> _Your task_
Exactly as written, return every line of the data below apart from the pictures.

[Data about app and page elements]

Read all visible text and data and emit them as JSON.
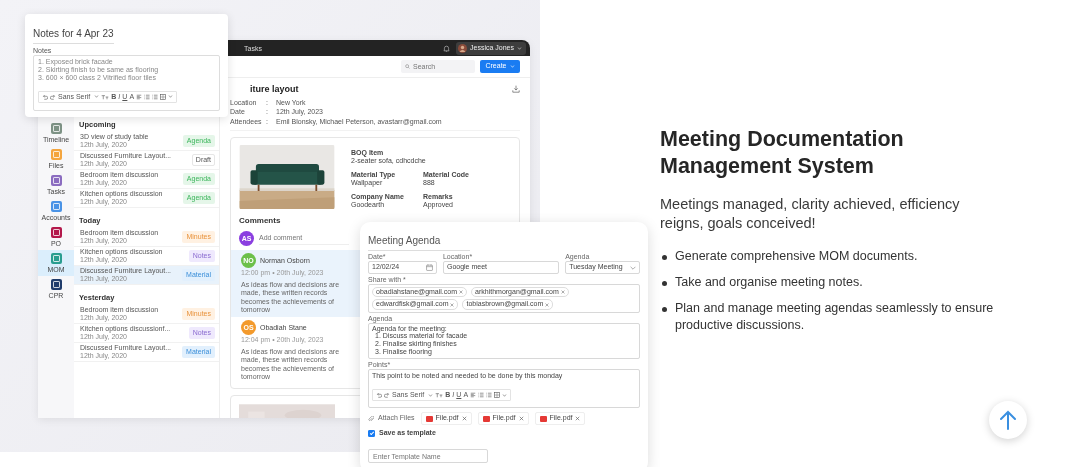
{
  "notes_card": {
    "title": "Notes for 4 Apr 23",
    "field_label": "Notes",
    "lines": [
      "1. Exposed brick facade",
      "2. Skirting finish to be same as flooring",
      "3. 600 × 600 class 2 Vitrified floor tiles"
    ],
    "toolbar": {
      "font": "Sans Serif",
      "buttons": [
        {
          "kind": "bold",
          "label": "B"
        },
        {
          "kind": "italic",
          "label": "I"
        },
        {
          "kind": "underline",
          "label": "U"
        },
        {
          "kind": "text-color",
          "label": "A"
        }
      ]
    }
  },
  "app": {
    "top_bar": {
      "title": "Tasks",
      "user": "Jessica Jones"
    },
    "search": {
      "placeholder": "Search"
    },
    "create_button": "Create",
    "nav": [
      {
        "label": "Timeline",
        "color": "#7d9285",
        "selected": false
      },
      {
        "label": "Files",
        "color": "#f4a53e",
        "selected": false
      },
      {
        "label": "Tasks",
        "color": "#8b6cc0",
        "selected": false
      },
      {
        "label": "Accounts",
        "color": "#4a93e6",
        "selected": false
      },
      {
        "label": "PO",
        "color": "#b3184b",
        "selected": false
      },
      {
        "label": "MOM",
        "color": "#2a9d90",
        "selected": true
      },
      {
        "label": "CPR",
        "color": "#1f3b6b",
        "selected": false
      }
    ],
    "groups": [
      {
        "heading": "Upcoming",
        "items": [
          {
            "title": "3D view of study table",
            "date": "12th July, 2020",
            "tag": "Agenda",
            "kind": "agenda",
            "selected": false
          },
          {
            "title": "Discussed Furniture Layout...",
            "date": "12th July, 2020",
            "tag": "Draft",
            "kind": "draft",
            "selected": false
          },
          {
            "title": "Bedroom item discussion",
            "date": "12th July, 2020",
            "tag": "Agenda",
            "kind": "agenda",
            "selected": false
          },
          {
            "title": "Kitchen options discussion",
            "date": "12th July, 2020",
            "tag": "Agenda",
            "kind": "agenda",
            "selected": false
          }
        ]
      },
      {
        "heading": "Today",
        "items": [
          {
            "title": "Bedroom item discussion",
            "date": "12th July, 2020",
            "tag": "Minutes",
            "kind": "minutes",
            "selected": false
          },
          {
            "title": "Kitchen options discussion",
            "date": "12th July, 2020",
            "tag": "Notes",
            "kind": "notes",
            "selected": false
          },
          {
            "title": "Discussed Furniture Layout...",
            "date": "12th July, 2020",
            "tag": "Material",
            "kind": "material",
            "selected": true
          }
        ]
      },
      {
        "heading": "Yesterday",
        "items": [
          {
            "title": "Bedroom item discussion",
            "date": "12th July, 2020",
            "tag": "Minutes",
            "kind": "minutes",
            "selected": false
          },
          {
            "title": "Kitchen options discussionf...",
            "date": "12th July, 2020",
            "tag": "Notes",
            "kind": "notes",
            "selected": false
          },
          {
            "title": "Discussed Furniture Layout...",
            "date": "12th July, 2020",
            "tag": "Material",
            "kind": "material",
            "selected": false
          }
        ]
      }
    ],
    "detail": {
      "title": "iture layout",
      "fields": [
        {
          "label": "Location",
          "separator": ":",
          "value": "New York"
        },
        {
          "label": "Date",
          "separator": ":",
          "value": "12th July, 2023"
        },
        {
          "label": "Attendees",
          "separator": ":",
          "value": "Emil Blonsky, Michael Peterson, avastarr@gmail.com"
        }
      ],
      "specs": [
        {
          "label": "BOQ Item",
          "value": "2-seater sofa, cdhcdche"
        },
        {
          "label": "Material Type",
          "value": "Wallpaper"
        },
        {
          "label": "Material Code",
          "value": "888"
        },
        {
          "label": "Company Name",
          "value": "Goodearth"
        },
        {
          "label": "Remarks",
          "value": "Approved"
        }
      ],
      "comments": {
        "heading": "Comments",
        "user": {
          "initials": "AS",
          "color": "#8b3fe0"
        },
        "placeholder": "Add comment",
        "items": [
          {
            "initials": "NO",
            "color": "#6cc04a",
            "author": "Norman Osborn",
            "time": "12:00 pm • 20th July, 2023",
            "text": "As ideas flow and decisions are made, these written records becomes the achievements of tomorrow",
            "highlighted": true
          },
          {
            "initials": "OS",
            "color": "#f39a2c",
            "author": "Obadiah Stane",
            "time": "12:04 pm • 20th July, 2023",
            "text": "As ideas flow and decisions are made, these written records becomes the achievements of tomorrow",
            "highlighted": false
          }
        ]
      }
    }
  },
  "agenda_card": {
    "title": "Meeting Agenda",
    "date": {
      "label": "Date*",
      "value": "12/02/24"
    },
    "location": {
      "label": "Location*",
      "value": "Google meet"
    },
    "agenda_select": {
      "label": "Agenda",
      "value": "Tuesday Meeting"
    },
    "share": {
      "label": "Share with *",
      "emails": [
        "obadiahstane@gmail.com",
        "arkhithmorgan@gmail.com",
        "edwardfisk@gmail.com",
        "tobiasbrown@gmail.com"
      ]
    },
    "agenda_text": {
      "label": "Agenda",
      "lines": [
        "Agenda for the meeting:",
        "1. Discuss material for facade",
        "2. Finalise skirting finishes",
        "3. Finalise flooring"
      ]
    },
    "points": {
      "label": "Points*",
      "value": "This point to be noted and needed to be done by this monday",
      "toolbar": {
        "font": "Sans Serif",
        "buttons": [
          {
            "kind": "bold",
            "label": "B"
          },
          {
            "kind": "italic",
            "label": "I"
          },
          {
            "kind": "underline",
            "label": "U"
          },
          {
            "kind": "text-color",
            "label": "A"
          }
        ]
      }
    },
    "attach_label": "Attach Files",
    "files": [
      "File.pdf",
      "File.pdf",
      "File.pdf"
    ],
    "save_template": {
      "label": "Save as template",
      "checked": true
    },
    "template_name": {
      "placeholder": "Enter Template Name"
    }
  },
  "hero": {
    "title": "Meeting Documentation Management System",
    "subtitle": "Meetings managed, clarity achieved, efficiency reigns, goals conceived!",
    "bullets": [
      "Generate comprehensive MOM documents.",
      "Take and organise meeting notes.",
      "Plan and manage meeting agendas seamlessly to ensure productive discussions."
    ]
  }
}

> _Written solution_
Read all visible text and data and emit them as JSON.
{
  "notes_card": {
    "title": "Notes for 4 Apr 23",
    "field_label": "Notes",
    "lines": [
      "1. Exposed brick facade",
      "2. Skirting finish to be same as flooring",
      "3. 600 × 600 class 2 Vitrified floor tiles"
    ],
    "toolbar": {
      "font": "Sans Serif",
      "buttons": [
        {
          "kind": "bold",
          "label": "B"
        },
        {
          "kind": "italic",
          "label": "I"
        },
        {
          "kind": "underline",
          "label": "U"
        },
        {
          "kind": "text-color",
          "label": "A"
        }
      ]
    }
  },
  "app": {
    "top_bar": {
      "title": "Tasks",
      "user": "Jessica Jones"
    },
    "search": {
      "placeholder": "Search"
    },
    "create_button": "Create",
    "nav": [
      {
        "label": "Timeline",
        "color": "#7d9285",
        "selected": false
      },
      {
        "label": "Files",
        "color": "#f4a53e",
        "selected": false
      },
      {
        "label": "Tasks",
        "color": "#8b6cc0",
        "selected": false
      },
      {
        "label": "Accounts",
        "color": "#4a93e6",
        "selected": false
      },
      {
        "label": "PO",
        "color": "#b3184b",
        "selected": false
      },
      {
        "label": "MOM",
        "color": "#2a9d90",
        "selected": true
      },
      {
        "label": "CPR",
        "color": "#1f3b6b",
        "selected": false
      }
    ],
    "groups": [
      {
        "heading": "Upcoming",
        "items": [
          {
            "title": "3D view of study table",
            "date": "12th July, 2020",
            "tag": "Agenda",
            "kind": "agenda",
            "selected": false
          },
          {
            "title": "Discussed Furniture Layout...",
            "date": "12th July, 2020",
            "tag": "Draft",
            "kind": "draft",
            "selected": false
          },
          {
            "title": "Bedroom item discussion",
            "date": "12th July, 2020",
            "tag": "Agenda",
            "kind": "agenda",
            "selected": false
          },
          {
            "title": "Kitchen options discussion",
            "date": "12th July, 2020",
            "tag": "Agenda",
            "kind": "agenda",
            "selected": false
          }
        ]
      },
      {
        "heading": "Today",
        "items": [
          {
            "title": "Bedroom item discussion",
            "date": "12th July, 2020",
            "tag": "Minutes",
            "kind": "minutes",
            "selected": false
          },
          {
            "title": "Kitchen options discussion",
            "date": "12th July, 2020",
            "tag": "Notes",
            "kind": "notes",
            "selected": false
          },
          {
            "title": "Discussed Furniture Layout...",
            "date": "12th July, 2020",
            "tag": "Material",
            "kind": "material",
            "selected": true
          }
        ]
      },
      {
        "heading": "Yesterday",
        "items": [
          {
            "title": "Bedroom item discussion",
            "date": "12th July, 2020",
            "tag": "Minutes",
            "kind": "minutes",
            "selected": false
          },
          {
            "title": "Kitchen options discussionf...",
            "date": "12th July, 2020",
            "tag": "Notes",
            "kind": "notes",
            "selected": false
          },
          {
            "title": "Discussed Furniture Layout...",
            "date": "12th July, 2020",
            "tag": "Material",
            "kind": "material",
            "selected": false
          }
        ]
      }
    ],
    "detail": {
      "title": "iture layout",
      "fields": [
        {
          "label": "Location",
          "separator": ":",
          "value": "New York"
        },
        {
          "label": "Date",
          "separator": ":",
          "value": "12th July, 2023"
        },
        {
          "label": "Attendees",
          "separator": ":",
          "value": "Emil Blonsky, Michael Peterson, avastarr@gmail.com"
        }
      ],
      "specs": [
        {
          "label": "BOQ Item",
          "value": "2-seater sofa, cdhcdche"
        },
        {
          "label": "Material Type",
          "value": "Wallpaper"
        },
        {
          "label": "Material Code",
          "value": "888"
        },
        {
          "label": "Company Name",
          "value": "Goodearth"
        },
        {
          "label": "Remarks",
          "value": "Approved"
        }
      ],
      "comments": {
        "heading": "Comments",
        "user": {
          "initials": "AS",
          "color": "#8b3fe0"
        },
        "placeholder": "Add comment",
        "items": [
          {
            "initials": "NO",
            "color": "#6cc04a",
            "author": "Norman Osborn",
            "time": "12:00 pm • 20th July, 2023",
            "text": "As ideas flow and decisions are made, these written records becomes the achievements of tomorrow",
            "highlighted": true
          },
          {
            "initials": "OS",
            "color": "#f39a2c",
            "author": "Obadiah Stane",
            "time": "12:04 pm • 20th July, 2023",
            "text": "As ideas flow and decisions are made, these written records becomes the achievements of tomorrow",
            "highlighted": false
          }
        ]
      }
    }
  },
  "agenda_card": {
    "title": "Meeting Agenda",
    "date": {
      "label": "Date*",
      "value": "12/02/24"
    },
    "location": {
      "label": "Location*",
      "value": "Google meet"
    },
    "agenda_select": {
      "label": "Agenda",
      "value": "Tuesday Meeting"
    },
    "share": {
      "label": "Share with *",
      "emails": [
        "obadiahstane@gmail.com",
        "arkhithmorgan@gmail.com",
        "edwardfisk@gmail.com",
        "tobiasbrown@gmail.com"
      ]
    },
    "agenda_text": {
      "label": "Agenda",
      "lines": [
        "Agenda for the meeting:",
        "1. Discuss material for facade",
        "2. Finalise skirting finishes",
        "3. Finalise flooring"
      ]
    },
    "points": {
      "label": "Points*",
      "value": "This point to be noted and needed to be done by this monday",
      "toolbar": {
        "font": "Sans Serif",
        "buttons": [
          {
            "kind": "bold",
            "label": "B"
          },
          {
            "kind": "italic",
            "label": "I"
          },
          {
            "kind": "underline",
            "label": "U"
          },
          {
            "kind": "text-color",
            "label": "A"
          }
        ]
      }
    },
    "attach_label": "Attach Files",
    "files": [
      "File.pdf",
      "File.pdf",
      "File.pdf"
    ],
    "save_template": {
      "label": "Save as template",
      "checked": true
    },
    "template_name": {
      "placeholder": "Enter Template Name"
    }
  },
  "hero": {
    "title": "Meeting Documentation Management System",
    "subtitle": "Meetings managed, clarity achieved, efficiency reigns, goals conceived!",
    "bullets": [
      "Generate comprehensive MOM documents.",
      "Take and organise meeting notes.",
      "Plan and manage meeting agendas seamlessly to ensure productive discussions."
    ]
  }
}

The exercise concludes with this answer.